According to Pro Football Focus, eight of Harrell’s 18 receptions last season came on passes that traveled 20 or more yards through the air. Those deep connections resulted in 353 yards and saw the speedy receiver find the end zone five times.

Harrell was targeted 20 times on such passes, giving him a 40% success rate in reeling in deep throws. For perspective, Williams caught 13 of 32 deep targets (40.6%) last season, resulting in 671 yards and eight touchdowns. Given the similar reception percentage between the two, it’s reasonable to expect Harrell’s big-play production to improve in Alabama’s offense this season.
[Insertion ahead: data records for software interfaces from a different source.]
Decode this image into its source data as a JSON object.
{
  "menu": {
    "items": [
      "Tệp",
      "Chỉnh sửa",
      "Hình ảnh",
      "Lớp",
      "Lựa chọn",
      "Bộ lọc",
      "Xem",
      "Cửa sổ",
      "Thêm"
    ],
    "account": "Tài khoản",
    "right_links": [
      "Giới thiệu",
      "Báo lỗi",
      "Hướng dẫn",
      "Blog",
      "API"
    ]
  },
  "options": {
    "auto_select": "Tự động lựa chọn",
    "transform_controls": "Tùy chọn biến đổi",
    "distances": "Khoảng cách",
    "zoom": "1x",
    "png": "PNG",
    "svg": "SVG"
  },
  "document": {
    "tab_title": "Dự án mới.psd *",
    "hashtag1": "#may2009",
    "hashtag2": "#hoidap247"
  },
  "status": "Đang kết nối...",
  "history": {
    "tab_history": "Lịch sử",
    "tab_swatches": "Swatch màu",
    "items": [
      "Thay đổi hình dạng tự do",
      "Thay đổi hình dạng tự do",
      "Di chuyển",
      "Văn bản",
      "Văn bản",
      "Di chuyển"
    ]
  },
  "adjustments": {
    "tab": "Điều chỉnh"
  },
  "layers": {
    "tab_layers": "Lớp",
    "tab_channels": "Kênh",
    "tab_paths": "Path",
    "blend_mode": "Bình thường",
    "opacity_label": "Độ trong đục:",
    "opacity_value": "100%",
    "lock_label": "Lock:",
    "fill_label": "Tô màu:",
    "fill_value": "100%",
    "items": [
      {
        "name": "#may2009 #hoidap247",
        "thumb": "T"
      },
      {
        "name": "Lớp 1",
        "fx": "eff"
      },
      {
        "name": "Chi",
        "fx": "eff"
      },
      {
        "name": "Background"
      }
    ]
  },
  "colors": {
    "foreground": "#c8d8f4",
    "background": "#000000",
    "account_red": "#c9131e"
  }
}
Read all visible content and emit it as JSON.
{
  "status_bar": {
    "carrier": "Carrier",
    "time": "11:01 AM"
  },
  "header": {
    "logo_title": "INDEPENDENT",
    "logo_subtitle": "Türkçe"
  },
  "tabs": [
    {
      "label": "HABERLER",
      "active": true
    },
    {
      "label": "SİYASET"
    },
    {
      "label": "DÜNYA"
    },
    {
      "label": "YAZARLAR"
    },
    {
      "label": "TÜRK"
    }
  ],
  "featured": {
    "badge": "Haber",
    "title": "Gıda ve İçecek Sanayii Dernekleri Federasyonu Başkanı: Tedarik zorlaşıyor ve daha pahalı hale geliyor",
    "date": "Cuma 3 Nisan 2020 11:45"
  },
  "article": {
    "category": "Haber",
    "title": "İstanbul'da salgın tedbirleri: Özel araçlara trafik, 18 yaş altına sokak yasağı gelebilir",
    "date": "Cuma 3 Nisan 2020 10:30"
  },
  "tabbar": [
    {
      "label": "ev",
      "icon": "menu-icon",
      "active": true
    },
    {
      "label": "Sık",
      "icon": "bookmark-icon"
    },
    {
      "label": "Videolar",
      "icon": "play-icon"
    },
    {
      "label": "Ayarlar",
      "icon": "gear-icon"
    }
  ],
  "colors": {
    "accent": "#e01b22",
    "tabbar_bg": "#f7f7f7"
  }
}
Opening things up

Harrell’s big-play ability figures to affect opposing defenses even when the ball doesn’t come his way. With defensive backs forced to respect the threat he poses down the field, the track star should be able to open things up for his fellow receivers on underneath routes.

This could be key for Brooks, who recorded eight of his 15 receptions on screen passes behind the line of scrimmage last season. Alabama could essentially use Harrell as a decoy, sending him deep while keeping Brooks at the line of scrimmage. From there, Young can zip a quick pass out to the sophomore and let him use his 6-foot-2, 196-pound frame to his advantage. 

Earle also stands to take advantage of the extra space. During his freshman season last year, the shifty slot receiver recorded 11 of his 12 receptions on passes inside of 10 yards, averaging 7.5 yards after the catch. 

In addition, Alabama has several capable pass-catchers out of the backfield who should benefit from preoccupied defenders. Georgia Tech transfer Jahmyr Gibbs recorded 36 receptions for 470 yards and two touchdowns last season while returning junior Jase McClellan caught 10 passes for 97 yards and three scores before suffering a season-ending knee injury in Week 5. 

Louisville Cardinals wide receiver Tyler Harrell (8) runs the ball against Clemson Tigers cornerback Fred Davis II (2) during the second half at Cardinal Stadium. Clemson defeated Louisville 30-24.
Louisville Cardinals wide receiver Tyler Harrell (8) runs the ball against the Syracuse Orange during the first quarter at Cardinal Stadium. Louisville defeated Syracuse 41-3.
Louisville's Tyler Harrell catches the ball and runs for a first down against Syracuse.
Louisville Cardinals wide receiver Tyler Harrell (8) catches a pass and runs it in for a touchdown. The Louisville Cardinals lead the Florida State Seminoles 31-13 at the half Saturday, Sept. 25, 2021.